We’re allowed to express our opinions on the Internet and social media. We can comment on newspaper articles, react to a video or just say how we feel on social media. But there can be a fine line between freedom of expression and doing something illegal.
Freedom of Expression Has Limits
Expressing your opinion is a fundamental right protected by our charters of rights and freedoms. The Internet is a powerful tool for expressing opinions to a big audience. With the rise of social media, giving your opinion has never been simpler and faster.
But be careful! Freedom of expression has its limits on the Internet, as in everyday life. Your right to expression can conflict with other people’s rights to protect their privacy, reputation, image and safety.
With its wide reach, immediate impact and anonymity, the Internet increases the possibility for harming people. In the virtual world as in the real world, we’re responsible for what we say.
Words that go beyond the limits might lead you right to the courtroom!
When Expression Becomes “Defamation”
If you damage someone’s reputation, by ridiculing that person or spreading false rumours, for example, you be sued for defamation. A judge could order you to pay compensation to the victim. The judge can also make the Internet user or the site that published the material withdraw it.
The same can happen if you violate other people’s right to privacy or their right to protect their image, for example, by putting very personal information on social media.
When Expression Becomes a Crime
Going beyond the limits of freedom of expression on the Web can sometimes be a crime. For example, these behaviours can become crimes:
- encouraging hate towards a group of people because of their ethnic origins, sexual orientations, beliefs, etc.
- threatening to harm or kill someone
- bullying someone to get that person to do or not to do something
- harassing to the point that the person fears for his safety
- distributing intimate photos of a person without permission

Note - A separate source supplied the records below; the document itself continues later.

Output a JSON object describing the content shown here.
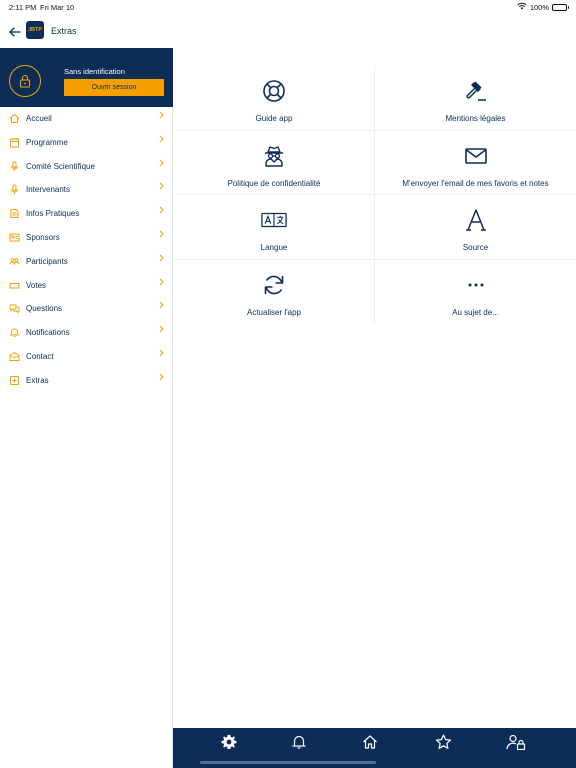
{
  "status_bar": {
    "time": "2:11 PM",
    "date": "Fri Mar 10",
    "battery": "100%",
    "battery_level": 1.0
  },
  "nav_bar": {
    "back_icon": "arrow-left-icon",
    "logo_text": "JBTP",
    "title": "Extras"
  },
  "profile": {
    "avatar_icon": "lock-icon",
    "name": "Sans identification",
    "login_label": "Ouvrir session"
  },
  "menu": {
    "items": [
      {
        "label": "Accueil",
        "icon": "home-icon"
      },
      {
        "label": "Programme",
        "icon": "calendar-icon"
      },
      {
        "label": "Comité Scientifique",
        "icon": "microphone-icon"
      },
      {
        "label": "Intervenants",
        "icon": "microphone-icon"
      },
      {
        "label": "Infos Pratiques",
        "icon": "info-icon"
      },
      {
        "label": "Sponsors",
        "icon": "sponsor-icon"
      },
      {
        "label": "Participants",
        "icon": "people-icon"
      },
      {
        "label": "Votes",
        "icon": "ticket-icon"
      },
      {
        "label": "Questions",
        "icon": "chat-icon"
      },
      {
        "label": "Notifications",
        "icon": "bell-icon"
      },
      {
        "label": "Contact",
        "icon": "envelope-open-icon"
      },
      {
        "label": "Extras",
        "icon": "plus-square-icon"
      }
    ]
  },
  "extras": {
    "items": [
      {
        "label": "Guide app",
        "icon": "lifebuoy-icon"
      },
      {
        "label": "Mentions légales",
        "icon": "gavel-icon"
      },
      {
        "label": "Politique de confidentialité",
        "icon": "spy-icon"
      },
      {
        "label": "M'envoyer l'email de mes favoris et notes",
        "icon": "envelope-icon"
      },
      {
        "label": "Langue",
        "icon": "translate-icon"
      },
      {
        "label": "Source",
        "icon": "font-letter-icon"
      },
      {
        "label": "Actualiser l'app",
        "icon": "refresh-icon"
      },
      {
        "label": "Au sujet de...",
        "icon": "ellipsis-icon"
      }
    ]
  },
  "tab_bar": {
    "tabs": [
      {
        "name": "settings",
        "icon": "gear-icon",
        "active": true
      },
      {
        "name": "notifications",
        "icon": "bell-icon",
        "active": false
      },
      {
        "name": "home",
        "icon": "home-icon",
        "active": false
      },
      {
        "name": "favorites",
        "icon": "star-icon",
        "active": false
      },
      {
        "name": "account",
        "icon": "user-lock-icon",
        "active": false
      }
    ]
  },
  "colors": {
    "primary": "#0c2d57",
    "accent": "#f5a000",
    "background": "#ffffff"
  }
}
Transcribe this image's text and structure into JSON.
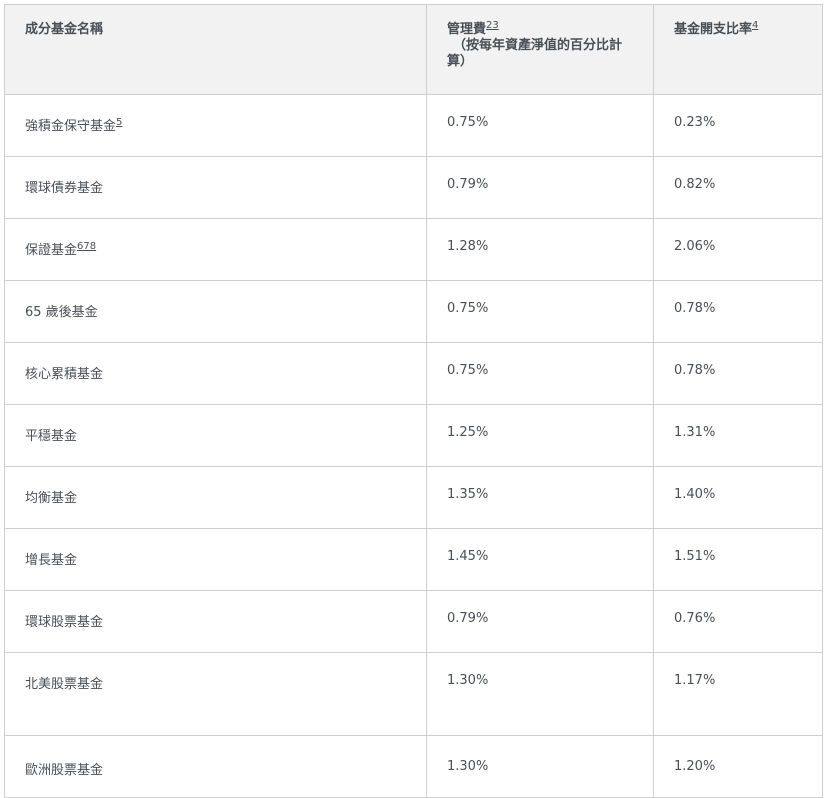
{
  "header": {
    "fund_name": "成分基金名稱",
    "management_fee": "管理費",
    "management_fee_sup": "23",
    "management_fee_note_1": "（按每年資產淨值的百分比計",
    "management_fee_note_2": "算）",
    "expense_ratio": "基金開支比率",
    "expense_ratio_sup": "4"
  },
  "rows": [
    {
      "name": "強積金保守基金",
      "sup": "5",
      "fee": "0.75%",
      "ratio": "0.23%"
    },
    {
      "name": "環球債券基金",
      "sup": "",
      "fee": "0.79%",
      "ratio": "0.82%"
    },
    {
      "name": "保證基金",
      "sup": "678",
      "fee": "1.28%",
      "ratio": "2.06%"
    },
    {
      "name": "65 歲後基金",
      "sup": "",
      "fee": "0.75%",
      "ratio": "0.78%"
    },
    {
      "name": "核心累積基金",
      "sup": "",
      "fee": "0.75%",
      "ratio": "0.78%"
    },
    {
      "name": "平穩基金",
      "sup": "",
      "fee": "1.25%",
      "ratio": "1.31%"
    },
    {
      "name": "均衡基金",
      "sup": "",
      "fee": "1.35%",
      "ratio": "1.40%"
    },
    {
      "name": "增長基金",
      "sup": "",
      "fee": "1.45%",
      "ratio": "1.51%"
    },
    {
      "name": "環球股票基金",
      "sup": "",
      "fee": "0.79%",
      "ratio": "0.76%"
    },
    {
      "name": "北美股票基金",
      "sup": "",
      "fee": "1.30%",
      "ratio": "1.17%"
    },
    {
      "name": "歐洲股票基金",
      "sup": "",
      "fee": "1.30%",
      "ratio": "1.20%"
    }
  ]
}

These crimes can lead to prison sentences. Also, the law says that the punishment must be harsher if the crime was motivated by hatred based on race, language, religion, gender or age, for example.
So, it’s worth thinking twice before speaking or before clicking on “send”!